Kokoy: I cannot speak for other Filipino musicians in the United States. I can speak only for my own experiences with the Filipino artists I have had the honor of working with. It seems that in much of their work, musical and otherwise, our culture of origin is at least a major element, if not the central focus.
For example, in the compositions of Eugene Jaceldo of East Babylon Symphony, based in Austin, Texas, the collision of diverse cultural conventions is driven by Philippine traditional instruments often providing the rhythmic framework in and through which the different cultures intermingle. (Contact East Babylon Symphony at email@example.com.)
In the films of the Eclarinal brothers, Rommel and Oliver, Philippine cultural imagery abounds. In "Joe In Ecuador", a recent work written and directed by Rommel and shot by Oliver in Houston, Texas, I play the character of Heavy, a Filipino tough guy with a strong Tagalog accent going about trying to find the loser who stole my money. In one scene, I am on the cell

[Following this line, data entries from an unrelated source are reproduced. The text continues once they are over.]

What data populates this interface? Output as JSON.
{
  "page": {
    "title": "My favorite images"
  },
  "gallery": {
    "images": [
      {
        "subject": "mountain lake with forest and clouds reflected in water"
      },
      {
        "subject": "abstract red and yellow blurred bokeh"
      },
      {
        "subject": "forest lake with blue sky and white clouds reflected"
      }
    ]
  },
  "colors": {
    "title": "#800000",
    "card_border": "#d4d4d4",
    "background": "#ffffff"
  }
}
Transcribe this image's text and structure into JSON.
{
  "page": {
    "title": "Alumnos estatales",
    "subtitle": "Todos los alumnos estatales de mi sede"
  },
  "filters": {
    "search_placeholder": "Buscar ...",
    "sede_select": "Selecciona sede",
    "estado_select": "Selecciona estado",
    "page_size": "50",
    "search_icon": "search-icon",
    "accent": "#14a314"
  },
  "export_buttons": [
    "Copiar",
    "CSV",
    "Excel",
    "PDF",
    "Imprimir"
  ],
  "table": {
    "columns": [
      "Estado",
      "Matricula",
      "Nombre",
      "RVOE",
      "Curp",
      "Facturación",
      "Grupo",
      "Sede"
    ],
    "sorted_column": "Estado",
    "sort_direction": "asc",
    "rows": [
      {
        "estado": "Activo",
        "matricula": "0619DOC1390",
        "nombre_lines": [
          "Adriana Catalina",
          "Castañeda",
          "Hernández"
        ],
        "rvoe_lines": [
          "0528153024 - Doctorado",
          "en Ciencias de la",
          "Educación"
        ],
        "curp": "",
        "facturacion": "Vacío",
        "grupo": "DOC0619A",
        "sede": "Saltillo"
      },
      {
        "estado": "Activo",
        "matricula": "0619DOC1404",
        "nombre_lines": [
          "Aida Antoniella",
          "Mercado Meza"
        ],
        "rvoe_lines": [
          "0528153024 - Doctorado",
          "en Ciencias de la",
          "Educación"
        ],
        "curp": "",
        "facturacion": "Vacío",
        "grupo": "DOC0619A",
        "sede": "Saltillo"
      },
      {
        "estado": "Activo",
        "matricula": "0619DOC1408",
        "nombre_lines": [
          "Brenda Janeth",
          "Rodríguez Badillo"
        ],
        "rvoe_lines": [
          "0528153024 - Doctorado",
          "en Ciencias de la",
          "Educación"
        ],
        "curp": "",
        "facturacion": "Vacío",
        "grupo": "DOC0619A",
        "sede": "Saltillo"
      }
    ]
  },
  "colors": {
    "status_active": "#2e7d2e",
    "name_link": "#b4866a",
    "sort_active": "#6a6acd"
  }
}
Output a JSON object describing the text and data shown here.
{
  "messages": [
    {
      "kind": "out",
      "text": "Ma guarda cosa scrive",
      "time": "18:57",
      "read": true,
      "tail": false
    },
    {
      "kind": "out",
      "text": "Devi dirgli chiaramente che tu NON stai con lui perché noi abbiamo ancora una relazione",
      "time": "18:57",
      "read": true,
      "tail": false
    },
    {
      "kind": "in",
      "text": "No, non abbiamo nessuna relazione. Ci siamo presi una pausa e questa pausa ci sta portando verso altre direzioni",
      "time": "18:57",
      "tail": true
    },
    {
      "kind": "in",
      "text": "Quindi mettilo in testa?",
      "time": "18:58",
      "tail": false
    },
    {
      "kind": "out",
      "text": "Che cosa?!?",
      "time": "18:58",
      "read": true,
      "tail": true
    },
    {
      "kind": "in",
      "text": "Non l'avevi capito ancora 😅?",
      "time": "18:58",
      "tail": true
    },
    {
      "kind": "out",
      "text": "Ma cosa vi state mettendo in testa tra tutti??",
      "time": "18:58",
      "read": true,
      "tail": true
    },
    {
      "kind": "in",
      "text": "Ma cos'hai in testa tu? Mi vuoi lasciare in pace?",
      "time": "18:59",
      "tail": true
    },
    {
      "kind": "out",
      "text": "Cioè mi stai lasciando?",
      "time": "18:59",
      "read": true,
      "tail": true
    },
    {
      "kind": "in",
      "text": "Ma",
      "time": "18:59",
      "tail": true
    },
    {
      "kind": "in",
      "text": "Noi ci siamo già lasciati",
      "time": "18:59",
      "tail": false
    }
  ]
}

phone discussing the balikbayan box and its contents which I have just sent to family back in the Philippines. I also use a lot of Tagalog profanity. (Contact Rommel Eclarinal at firstname.lastname@example.org and Oliver Eclarinal at email@example.com.)

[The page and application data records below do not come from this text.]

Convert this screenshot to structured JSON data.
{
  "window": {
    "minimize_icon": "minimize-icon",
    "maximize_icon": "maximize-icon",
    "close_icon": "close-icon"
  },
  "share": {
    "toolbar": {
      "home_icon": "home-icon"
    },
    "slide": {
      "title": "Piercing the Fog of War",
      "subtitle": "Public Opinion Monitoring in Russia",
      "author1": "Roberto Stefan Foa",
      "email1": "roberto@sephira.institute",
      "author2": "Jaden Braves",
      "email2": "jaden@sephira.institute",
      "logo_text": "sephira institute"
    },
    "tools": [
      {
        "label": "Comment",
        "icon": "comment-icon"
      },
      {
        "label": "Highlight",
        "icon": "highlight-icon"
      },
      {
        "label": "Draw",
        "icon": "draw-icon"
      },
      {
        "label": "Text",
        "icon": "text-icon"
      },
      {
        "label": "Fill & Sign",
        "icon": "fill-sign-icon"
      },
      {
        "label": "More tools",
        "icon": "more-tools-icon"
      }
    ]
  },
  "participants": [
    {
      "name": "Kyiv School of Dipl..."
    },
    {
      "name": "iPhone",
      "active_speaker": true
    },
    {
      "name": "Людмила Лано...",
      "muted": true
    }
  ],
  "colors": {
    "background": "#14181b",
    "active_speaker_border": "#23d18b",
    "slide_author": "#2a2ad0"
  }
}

From kayumanggi's November 1999 cyber-release:
Swee Sekhon of Berlin, Germany sent Kokoy this question: How do you manage to combine your teaching job and your music?
Kokoy: Interesting question. I've been a teacher for a total of 12 years now, and for ten of those years, I've also been a musician. In retrospect, it has not been easy, and the experience has honed my skills in time management. I've had to plan way in advance, at least a couple of months.

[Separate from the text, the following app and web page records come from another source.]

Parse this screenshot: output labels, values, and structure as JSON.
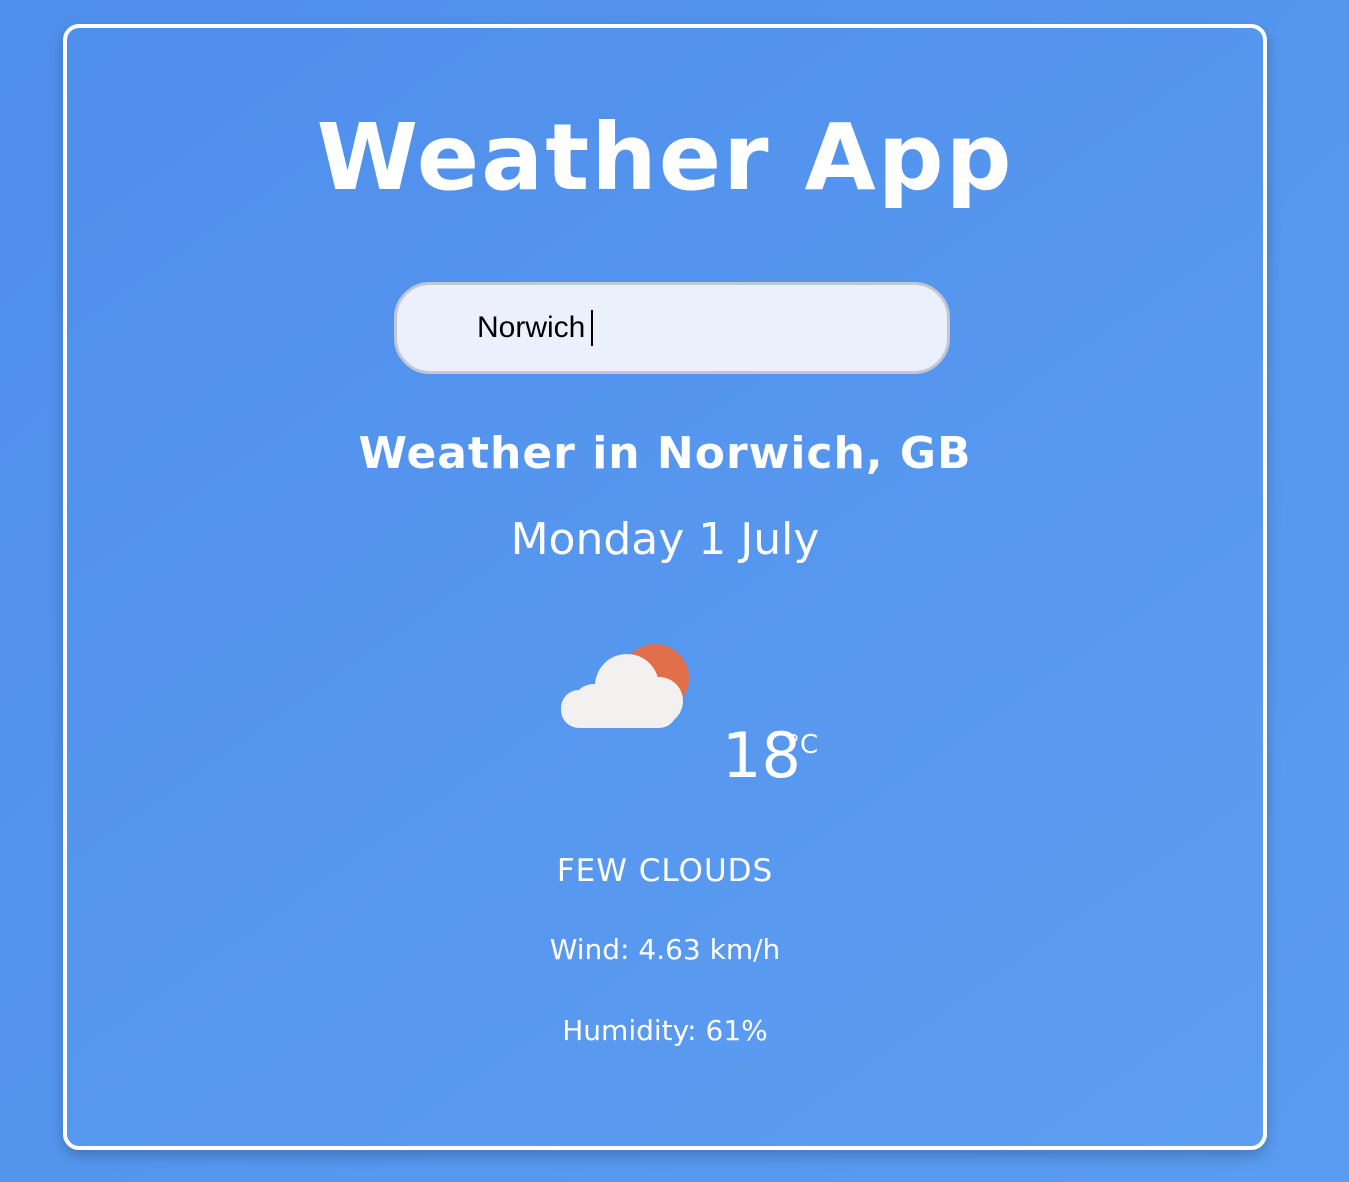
{
  "app": {
    "title": "Weather App"
  },
  "search": {
    "value": "Norwich"
  },
  "weather": {
    "location": "Weather in Norwich, GB",
    "date": "Monday 1 July",
    "icon": "few-clouds-icon",
    "temperature": "18",
    "unit": "°C",
    "description": "FEW CLOUDS",
    "wind": "Wind: 4.63 km/h",
    "humidity": "Humidity: 61%"
  },
  "colors": {
    "background": "#5592ec",
    "card_border": "#ffffff",
    "text": "#ffffff",
    "search_bg": "#ebf0fc",
    "sun": "#e06f4a",
    "cloud": "#f3f1ef"
  }
}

But really, planning is the only part that has proven to be difficult, as I consider my teaching and my music to be components of the same movement. As a human being, my mission is to increase cross-cultural understanding and in so doing, I hope to contribute to the development of a more compassionate
society. Teaching is one of the tools with which I work towards this goal. Music is another, and indeed so are my writing and soccer coaching. The vision is the same; the only things that vary are the medium and the audience.
Kayumanggi, a Houston band with a Philippine-centric rock sound, is a manifestation of the search for Filipino cultural identity. Their e.p. "nagsilipat ang lahat sa Amerika" ("everyone has moved to America") on compact disc presents Philippine traditional instrumentation in the context of a diverse
multicultural world with a modern Pinoy rock format in five compositions and two spoken word pieces, all original and in Tagalog (English translations provided with c.d.).
As members of the Presidents of Crucial World Rhythms, Filipino musicians Ted Jaceldo, Oliver Eclarinal and Kokoy Severino helped to spearhead the world beat movement in Texas from 1988 to 1993, taking their message through the southwestern United States and as far north as Michigan. Born in the Philippines, Ted, Oliver and Kokoy emigrated to the United States traversing diverse paths. Through meditation upon their own artistic identities, they have rediscovered their culture of origin at its heart, the diversity of their global home enriching their musical expression.
Kayumanggi's lyrics address issues crucial in this search for a Filipino identity, such as the painful longing for the homeland, the political violence that permeates Philippine society, and the enigma of nationalism. Inserted among the tracks are several candid recordings Kokoy made of sounds in his surroundings while travelling around Manila and the Philippine countryside in
1996 to accompany the visual imagery of some of the photographs he took there.
There will be a record release party for kayumanggi's "nagsilipat ang lahat sa Amerika" on January 29, 2000 at Magnolia Park Design Studio, 719 E. 11th Street in the Heights. Call (713) 861-2330 for information.